Brimming with snappy dialogue and gleeful obscenity, Ride a Cockhorse is a rollicking cautionary tale of small-town demagoguery that might be seen to prefigure both America’s current financial woes and the rise of Sarah Palin. Frances is in any case a beautiful monster of an antiheroine—resist her at your peril!
New York Review Books
; June 2012
336 pages; ISBN 9781590175040
Download in secure EPUB
Title: Ride a Cockhorse
Author: Raymond Kennedy; Katherine A. Powers
In the press
“Ride a Cockhorse is at once high comedy and a mordant account of the paranoid personality, but this is only part of the elaborate business that Kennedy has undertaken; he has also brought off the improbable if not impossible—a novel about a bank! The best comic novel to come my way in a long time.” —Jonathan Yardley, The Washington Post

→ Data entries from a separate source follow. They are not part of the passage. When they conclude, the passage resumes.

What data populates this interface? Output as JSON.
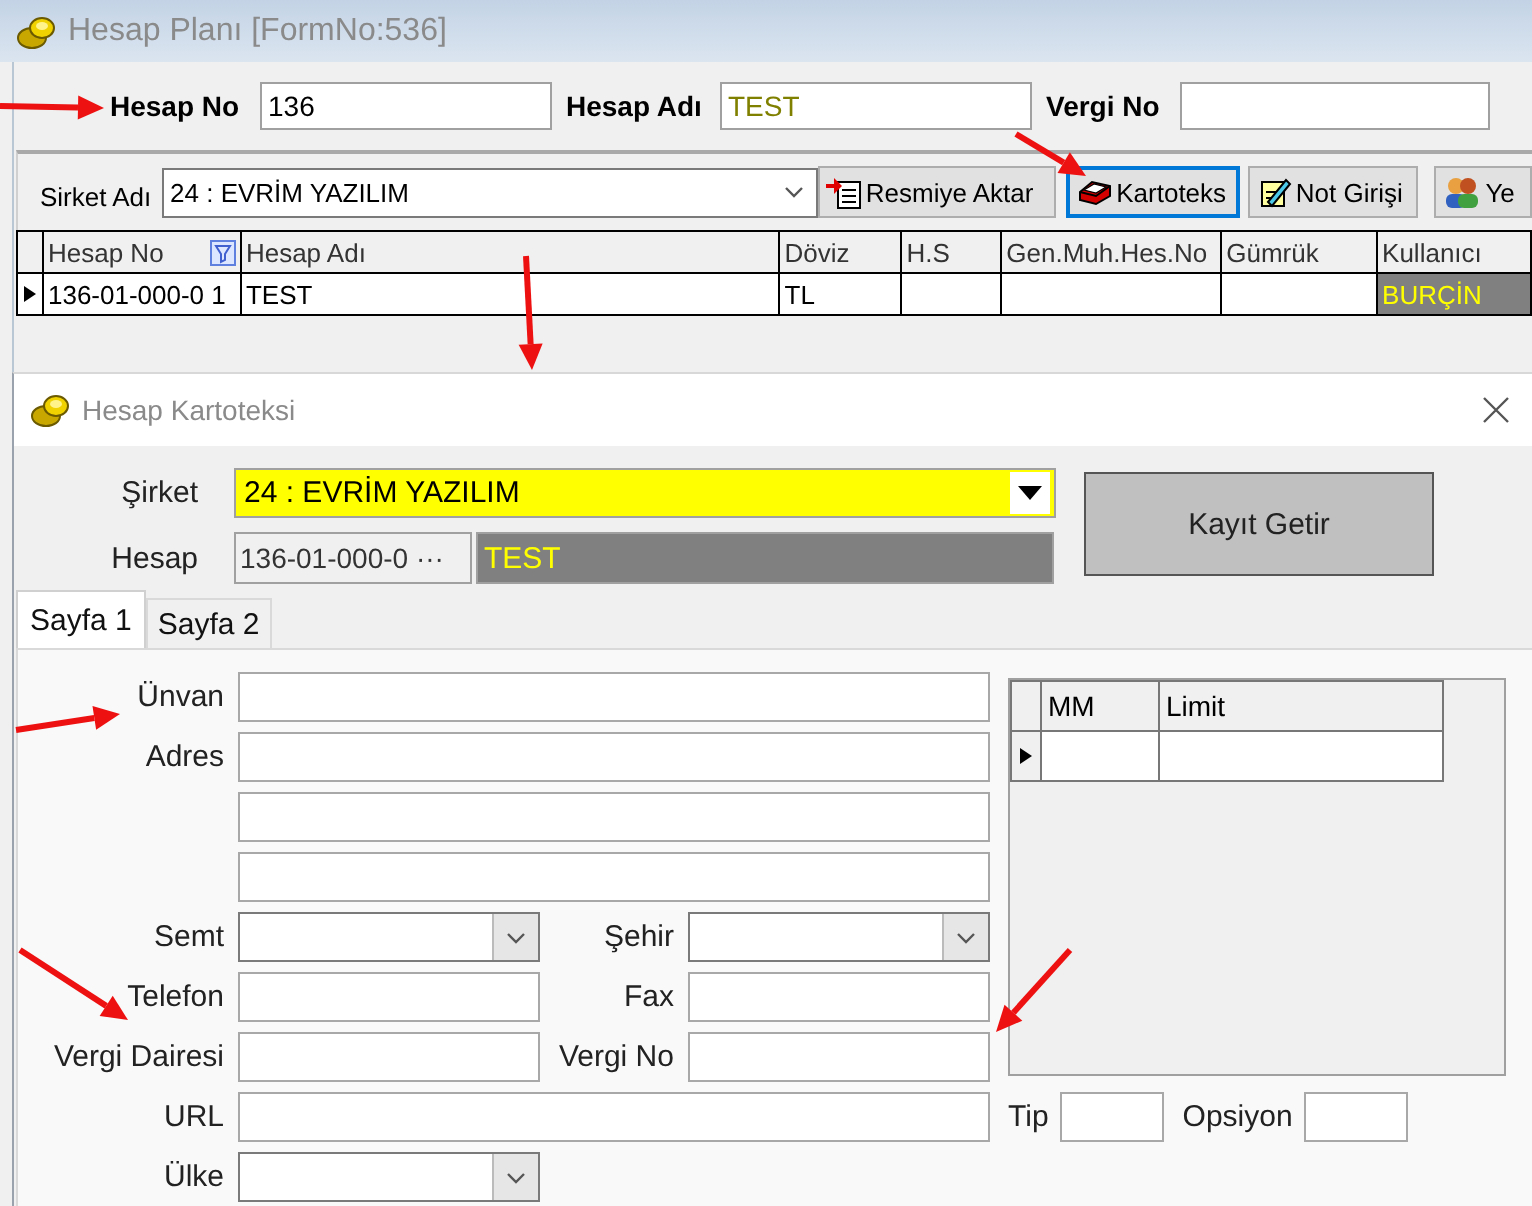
{
  "main_window": {
    "title": "Hesap Planı [FormNo:536]",
    "filters": [
      {
        "label": "Hesap No",
        "value": "136"
      },
      {
        "label": "Hesap Adı",
        "value": "TEST"
      },
      {
        "label": "Vergi No"
      }
    ],
    "company": {
      "label": "Sirket Adı",
      "value": "24 : EVRİM YAZILIM"
    },
    "toolbar": [
      {
        "label": "Resmiye Aktar",
        "focused": false
      },
      {
        "label": "Kartoteks",
        "focused": true
      },
      {
        "label": "Not Girişi",
        "focused": false
      },
      {
        "label": "Ye",
        "focused": false
      }
    ],
    "table": {
      "columns": [
        "Hesap No",
        "Hesap Adı",
        "Döviz",
        "H.S",
        "Gen.Muh.Hes.No",
        "Gümrük",
        "Kullanıcı"
      ],
      "rows": [
        {
          "current": true,
          "cells": [
            "136-01-000-0 1",
            "TEST",
            "TL",
            null,
            null,
            null,
            "BURÇİN"
          ]
        }
      ]
    }
  },
  "dialog": {
    "title": "Hesap Kartoteksi",
    "company": {
      "label": "Şirket",
      "value": "24 : EVRİM YAZILIM"
    },
    "account": {
      "label": "Hesap",
      "code": "136-01-000-0 ···",
      "name": "TEST"
    },
    "fetch_button": "Kayıt Getir",
    "tabs": [
      {
        "label": "Sayfa 1",
        "selected": true
      },
      {
        "label": "Sayfa 2",
        "selected": false
      }
    ],
    "form_rows": [
      {
        "fields": [
          {
            "label": "Ünvan",
            "kind": "text"
          }
        ]
      },
      {
        "fields": [
          {
            "label": "Adres",
            "kind": "text"
          }
        ]
      },
      {
        "fields": [
          {
            "kind": "text"
          }
        ]
      },
      {
        "fields": [
          {
            "kind": "text"
          }
        ]
      },
      {
        "fields": [
          {
            "label": "Semt",
            "kind": "combo"
          },
          {
            "label": "Şehir",
            "kind": "combo"
          }
        ]
      },
      {
        "fields": [
          {
            "label": "Telefon",
            "kind": "text"
          },
          {
            "label": "Fax",
            "kind": "text"
          }
        ]
      },
      {
        "fields": [
          {
            "label": "Vergi Dairesi",
            "kind": "text"
          },
          {
            "label": "Vergi No",
            "kind": "text"
          }
        ]
      },
      {
        "fields": [
          {
            "label": "URL",
            "kind": "text"
          },
          {
            "label": "Tip",
            "kind": "short"
          },
          {
            "label": "Opsiyon",
            "kind": "short"
          }
        ]
      },
      {
        "fields": [
          {
            "label": "Ülke",
            "kind": "combo"
          }
        ]
      }
    ],
    "limits_table": {
      "columns": [
        "MM",
        "Limit"
      ],
      "rows": [
        {
          "current": true,
          "cells": [
            null,
            null
          ]
        }
      ]
    }
  }
}
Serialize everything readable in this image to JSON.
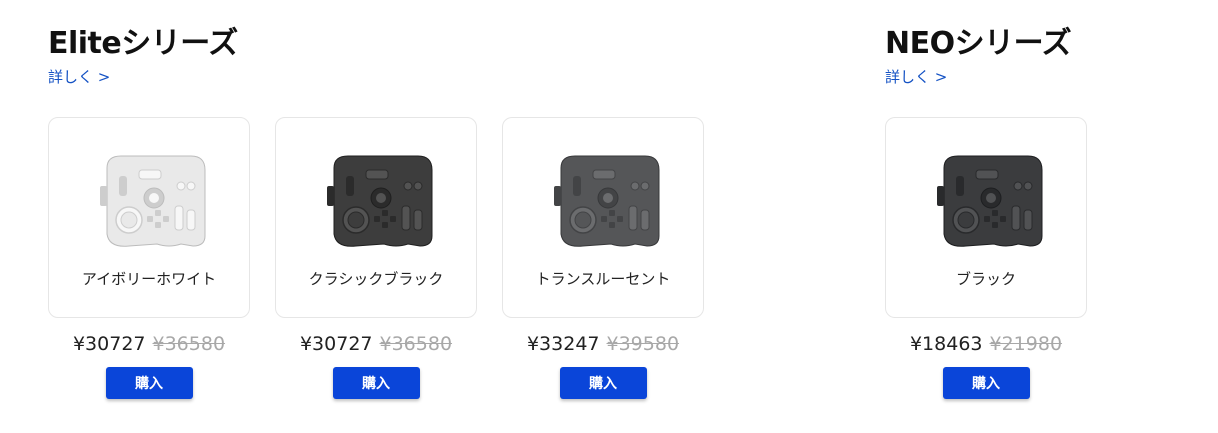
{
  "elite": {
    "title": "Eliteシリーズ",
    "details_link": "詳しく >",
    "products": [
      {
        "name": "アイボリーホワイト",
        "price": "¥30727",
        "original_price": "¥36580",
        "buy_label": "購入",
        "device_color": "#e9e9e9"
      },
      {
        "name": "クラシックブラック",
        "price": "¥30727",
        "original_price": "¥36580",
        "buy_label": "購入",
        "device_color": "#3d3d3d"
      },
      {
        "name": "トランスルーセント",
        "price": "¥33247",
        "original_price": "¥39580",
        "buy_label": "購入",
        "device_color": "#555658"
      }
    ]
  },
  "neo": {
    "title": "NEOシリーズ",
    "details_link": "詳しく >",
    "products": [
      {
        "name": "ブラック",
        "price": "¥18463",
        "original_price": "¥21980",
        "buy_label": "購入",
        "device_color": "#3b3c3e"
      }
    ]
  },
  "colors": {
    "accent": "#0a45d9",
    "link": "#1452c4",
    "strike_price": "#a8a8a8"
  }
}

“Business booms for Mrs. Fitz, but then the hilarious manipulations of the press and her superiors give way to a Fascistic reign of terrors over her inferiors, and Mr. Kennedy has us pinned at precisely the point where the comic turns nasty.” —The New Yorker
“Perhaps the funniest American novel since John Kennedy Toole’s prize winner, A Confederacy of Dunces.” —Newsweek
“God knows, it must be hard to write a funny book about New England banking, but Kennedy has done it . . . Frankie Fitzgibbons is an inspired creation, a cross between Maggie Thatcher and Darth Vader.” —Boston Phoenix
“Kennedy is a master storyteller . . . The author’s vision has to do with a real wisdom of the heart.” —Raymond Carver
“A wonderful comic . . . a ribald, risible and riveting read.” —People Magazine
“Truly . . . one of this country’s finest writers.” —Boston Globe
“The kind of novelist who gets high praise in sophisticated places.” —Anatole Broyard, The New York Times
“There are plenty of funny scenes in Ride a Cockhorse, a number of them good enough to make you laugh out loud.” —New York Newsday
“Ferociously comic . . . a believable blend of farce and tragedy. Raymond Kennedy is a novelist of such diabolical artistry that he may be the most original American writer since Flannery O’Connor . . .” —Joseph Coates, The Chicago Tribune
“If a sentence Raynond Kennedy wrote, then it is a sentence an artist made.” —Gordon Lish
"It's only the very rare work that can officially be deemed a classic a mere twenty-one years after its publication, but such a one is Raymond Kennedy's Ride a Cockhorse, newly republished New York Review Books' marvelous Classics series. I can't imagine how I missed Ride a Cockhorse the first time around, for it is one of the funniest novels I've ever picked up and also quite sui generis: Kennedy's voice is entirely idiosyncratic, his tale of a reign of terror at an unremarkable Connecticut valley bank a startling mixture of the ludicrous and the appalling." —Brooke Allen, Barnes and Noble Review